◆ DIRECTIONS FOR THIS TASK
The reply must repeat each entry exactly and contain no pictures.
================================
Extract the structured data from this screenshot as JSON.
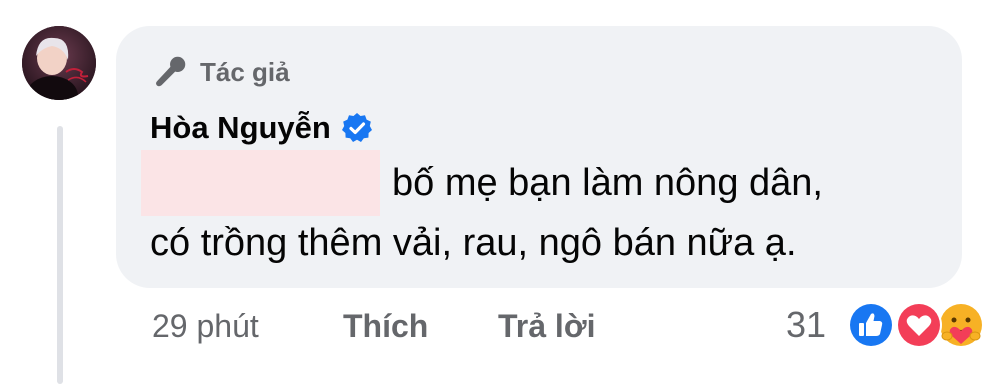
{
  "comment": {
    "author_badge": "Tác giả",
    "author_name": "Hòa Nguyễn",
    "text_line1": "bố mẹ bạn làm nông dân,",
    "text_line2": "có trồng thêm vải, rau, ngô bán nữa ạ."
  },
  "meta": {
    "time": "29 phút",
    "like_label": "Thích",
    "reply_label": "Trả lời"
  },
  "reactions": {
    "count": "31",
    "icons": [
      "like-icon",
      "love-icon",
      "care-icon"
    ],
    "colors": {
      "like": "#1877f2",
      "love": "#f33e58",
      "care": "#f7b125"
    }
  },
  "colors": {
    "bubble": "#f0f2f5",
    "secondary_text": "#65676b",
    "primary_text": "#050505",
    "verified": "#1877f2"
  }
}
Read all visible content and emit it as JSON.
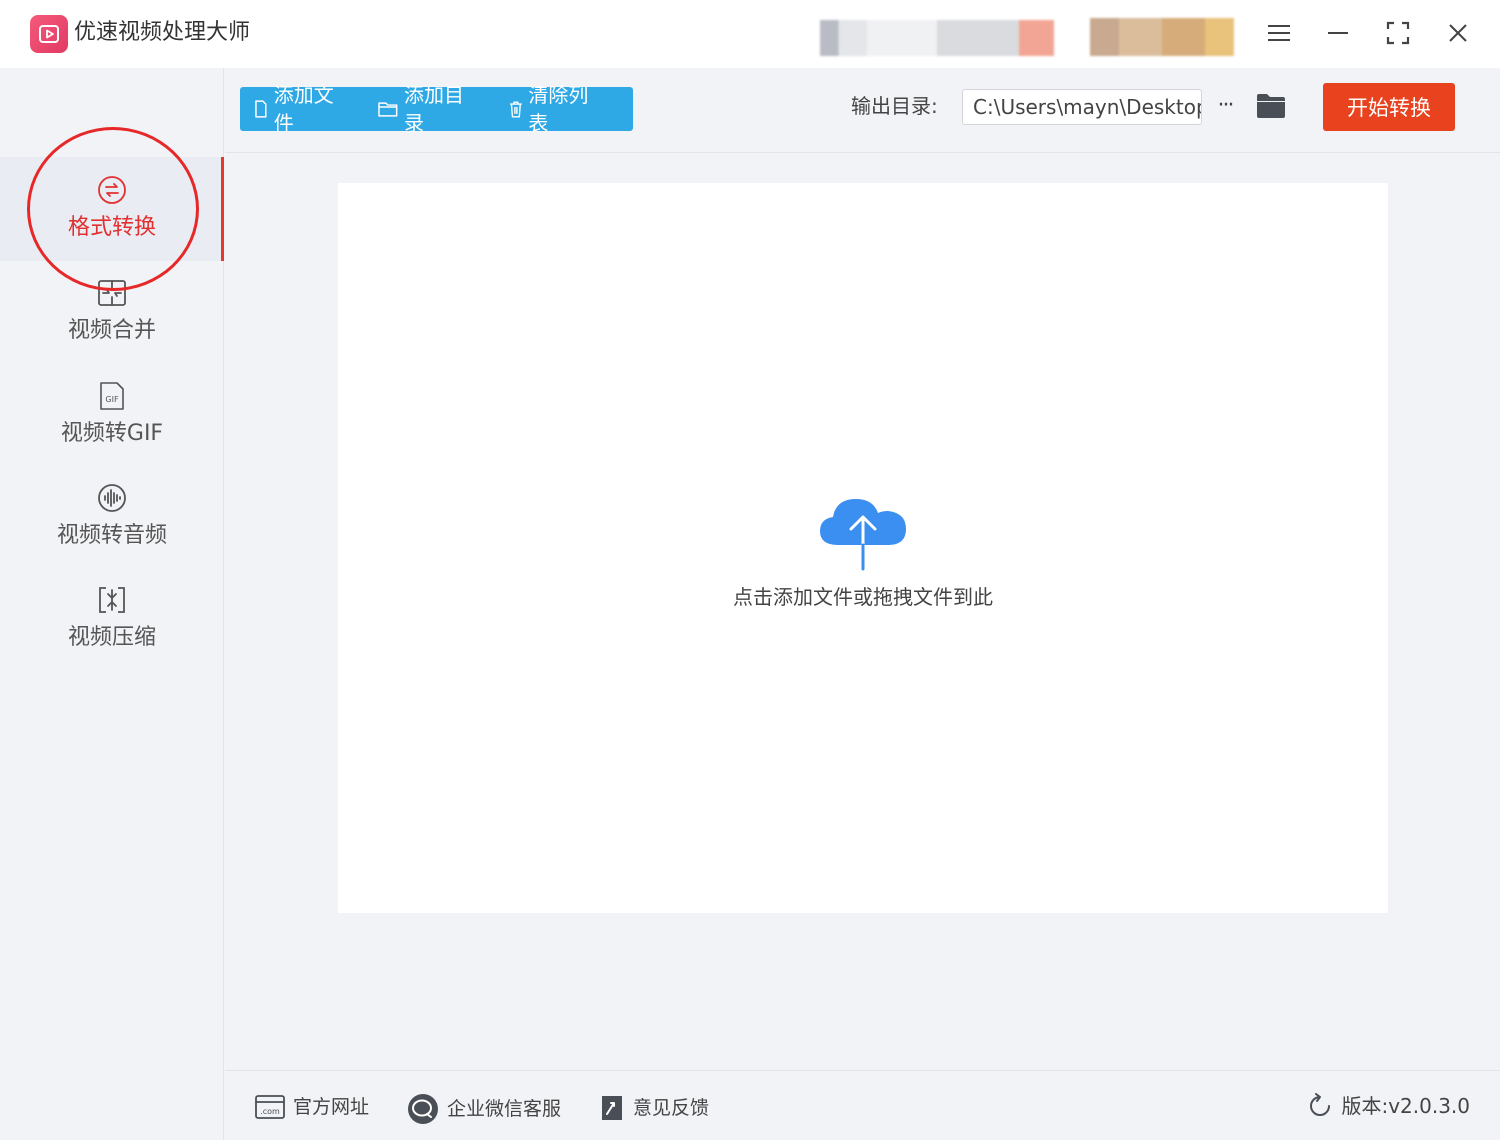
{
  "app": {
    "title": "优速视频处理大师"
  },
  "window_controls": {
    "menu": "menu-icon",
    "minimize": "minimize-icon",
    "maximize": "maximize-icon",
    "close": "close-icon"
  },
  "sidebar": {
    "items": [
      {
        "label": "格式转换",
        "icon": "convert-icon",
        "active": true
      },
      {
        "label": "视频合并",
        "icon": "merge-icon",
        "active": false
      },
      {
        "label": "视频转GIF",
        "icon": "gif-icon",
        "active": false
      },
      {
        "label": "视频转音频",
        "icon": "audio-icon",
        "active": false
      },
      {
        "label": "视频压缩",
        "icon": "compress-icon",
        "active": false
      }
    ],
    "gif_badge": "GIF"
  },
  "toolbar": {
    "add_file": "添加文件",
    "add_folder": "添加目录",
    "clear_list": "清除列表",
    "output_label": "输出目录:",
    "output_path": "C:\\Users\\mayn\\Desktop",
    "more": "···",
    "start": "开始转换"
  },
  "drop_area": {
    "hint": "点击添加文件或拖拽文件到此"
  },
  "footer": {
    "website": "官方网址",
    "wechat_service": "企业微信客服",
    "feedback": "意见反馈",
    "version": "版本:v2.0.3.0"
  },
  "colors": {
    "accent_blue": "#2fa9e6",
    "start_button": "#e8421e",
    "active_red": "#e23030",
    "cloud_blue": "#3a8ff0"
  }
}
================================
◆ RESPONSE
Extract the structured data from this screenshot as JSON.
{
  "comment": {
    "author_badge": "Tác giả",
    "author_name": "Hòa Nguyễn",
    "text_line1": "bố mẹ bạn làm nông dân,",
    "text_line2": "có trồng thêm vải, rau, ngô bán nữa ạ."
  },
  "meta": {
    "time": "29 phút",
    "like_label": "Thích",
    "reply_label": "Trả lời"
  },
  "reactions": {
    "count": "31",
    "icons": [
      "like-icon",
      "love-icon",
      "care-icon"
    ],
    "colors": {
      "like": "#1877f2",
      "love": "#f33e58",
      "care": "#f7b125"
    }
  },
  "colors": {
    "bubble": "#f0f2f5",
    "secondary_text": "#65676b",
    "primary_text": "#050505",
    "verified": "#1877f2"
  }
}
Read all visible content and emit it as JSON.
{
  "app": {
    "title": "优速视频处理大师"
  },
  "window_controls": {
    "menu": "menu-icon",
    "minimize": "minimize-icon",
    "maximize": "maximize-icon",
    "close": "close-icon"
  },
  "sidebar": {
    "items": [
      {
        "label": "格式转换",
        "icon": "convert-icon",
        "active": true
      },
      {
        "label": "视频合并",
        "icon": "merge-icon",
        "active": false
      },
      {
        "label": "视频转GIF",
        "icon": "gif-icon",
        "active": false
      },
      {
        "label": "视频转音频",
        "icon": "audio-icon",
        "active": false
      },
      {
        "label": "视频压缩",
        "icon": "compress-icon",
        "active": false
      }
    ],
    "gif_badge": "GIF"
  },
  "toolbar": {
    "add_file": "添加文件",
    "add_folder": "添加目录",
    "clear_list": "清除列表",
    "output_label": "输出目录:",
    "output_path": "C:\\Users\\mayn\\Desktop",
    "more": "···",
    "start": "开始转换"
  },
  "drop_area": {
    "hint": "点击添加文件或拖拽文件到此"
  },
  "footer": {
    "website": "官方网址",
    "wechat_service": "企业微信客服",
    "feedback": "意见反馈",
    "version": "版本:v2.0.3.0"
  },
  "colors": {
    "accent_blue": "#2fa9e6",
    "start_button": "#e8421e",
    "active_red": "#e23030",
    "cloud_blue": "#3a8ff0"
  }
}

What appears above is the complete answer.